We thank E. Nakar, T. Piro, F. Taddia, S. Valenti and E. Waxman for valuable comments. M.M. is supported by the NSF CAREER award AST-1352405, by the NSF award AST-1413260 and by a Faculty Fellowship from the Humboldt Foundation. C.P.G. acknowledges support from EU/FP7-ERC grant no. [615929]. I.A. acknowledges support from the Israel Science Foundation (grant number 2108/18).

Author information

Affiliations

Authors

Corresponding author

Correspondence to Maryam Modjaz.

Ethics declarations

Competing interests

The authors declare no competing interests.

Additional information

Publisher’s note: Springer Nature remains neutral with regard to jurisdictional claims in published maps and institutional affiliations.

Rights and permissions

Reprints and Permissions

About this article

Verify currency and authenticity via CrossMark

Cite this article

Modjaz, M., Gutiérrez, C.P. & Arcavi, I. New regimes in the observation of core-collapse supernovae. Nat Astron 3, 717–724 (2019). https://doi.org/10.1038/s41550-019-0856-2

Download citation

Further reading

Search

Nature Briefing

Sign up for the Nature Briefing newsletter — what matters in science, free to your inbox daily.
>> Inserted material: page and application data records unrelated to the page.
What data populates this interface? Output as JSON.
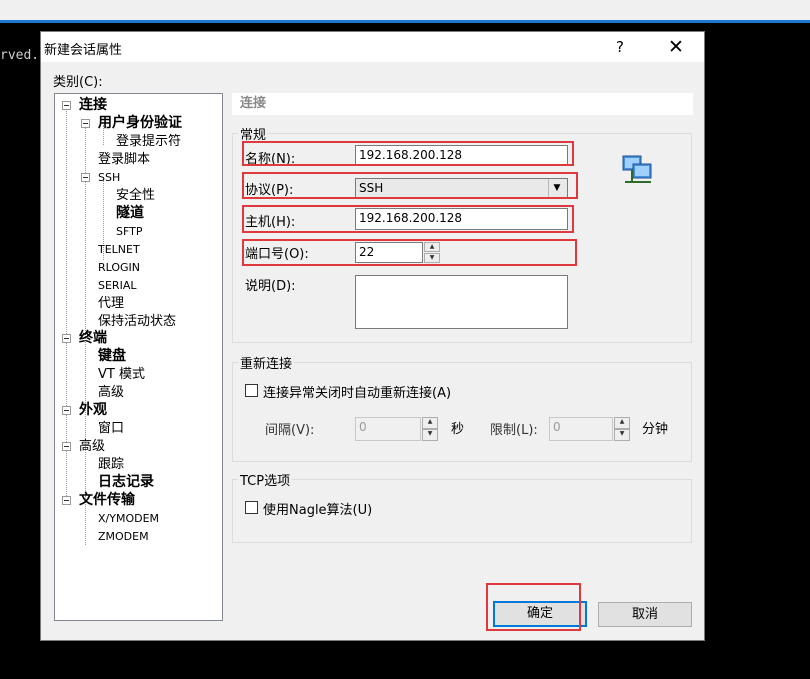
{
  "terminal": {
    "visible_text": "rved."
  },
  "dialog": {
    "title": "新建会话属性",
    "help_glyph": "?",
    "close_glyph": "✕",
    "category_label": "类别(C):",
    "tree": [
      {
        "label": "连接",
        "bold": true,
        "level": 0
      },
      {
        "label": "用户身份验证",
        "bold": true,
        "level": 1
      },
      {
        "label": "登录提示符",
        "bold": false,
        "level": 2
      },
      {
        "label": "登录脚本",
        "bold": false,
        "level": 1
      },
      {
        "label": "SSH",
        "bold": false,
        "level": 1
      },
      {
        "label": "安全性",
        "bold": false,
        "level": 2
      },
      {
        "label": "隧道",
        "bold": true,
        "level": 2
      },
      {
        "label": "SFTP",
        "bold": false,
        "level": 2
      },
      {
        "label": "TELNET",
        "bold": false,
        "level": 1
      },
      {
        "label": "RLOGIN",
        "bold": false,
        "level": 1
      },
      {
        "label": "SERIAL",
        "bold": false,
        "level": 1
      },
      {
        "label": "代理",
        "bold": false,
        "level": 1
      },
      {
        "label": "保持活动状态",
        "bold": false,
        "level": 1
      },
      {
        "label": "终端",
        "bold": true,
        "level": 0
      },
      {
        "label": "键盘",
        "bold": true,
        "level": 1
      },
      {
        "label": "VT 模式",
        "bold": false,
        "level": 1
      },
      {
        "label": "高级",
        "bold": false,
        "level": 1
      },
      {
        "label": "外观",
        "bold": true,
        "level": 0
      },
      {
        "label": "窗口",
        "bold": false,
        "level": 1
      },
      {
        "label": "高级",
        "bold": false,
        "level": 0
      },
      {
        "label": "跟踪",
        "bold": false,
        "level": 1
      },
      {
        "label": "日志记录",
        "bold": true,
        "level": 1
      },
      {
        "label": "文件传输",
        "bold": true,
        "level": 0
      },
      {
        "label": "X/YMODEM",
        "bold": false,
        "level": 1
      },
      {
        "label": "ZMODEM",
        "bold": false,
        "level": 1
      }
    ],
    "section_title": "连接",
    "general": {
      "group_title": "常规",
      "name_label": "名称(N):",
      "name_value": "192.168.200.128",
      "protocol_label": "协议(P):",
      "protocol_value": "SSH",
      "host_label": "主机(H):",
      "host_value": "192.168.200.128",
      "port_label": "端口号(O):",
      "port_value": "22",
      "desc_label": "说明(D):",
      "desc_value": ""
    },
    "reconnect": {
      "group_title": "重新连接",
      "auto_label": "连接异常关闭时自动重新连接(A)",
      "interval_label": "间隔(V):",
      "interval_value": "0",
      "interval_unit": "秒",
      "limit_label": "限制(L):",
      "limit_value": "0",
      "limit_unit": "分钟"
    },
    "tcp": {
      "group_title": "TCP选项",
      "nagle_label": "使用Nagle算法(U)"
    },
    "buttons": {
      "ok": "确定",
      "cancel": "取消"
    },
    "colors": {
      "highlight_red": "#e0393d",
      "accent_blue": "#0078d7"
    }
  }
}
Get the most important science stories of the day, free in your inbox. Sign up for Nature Briefing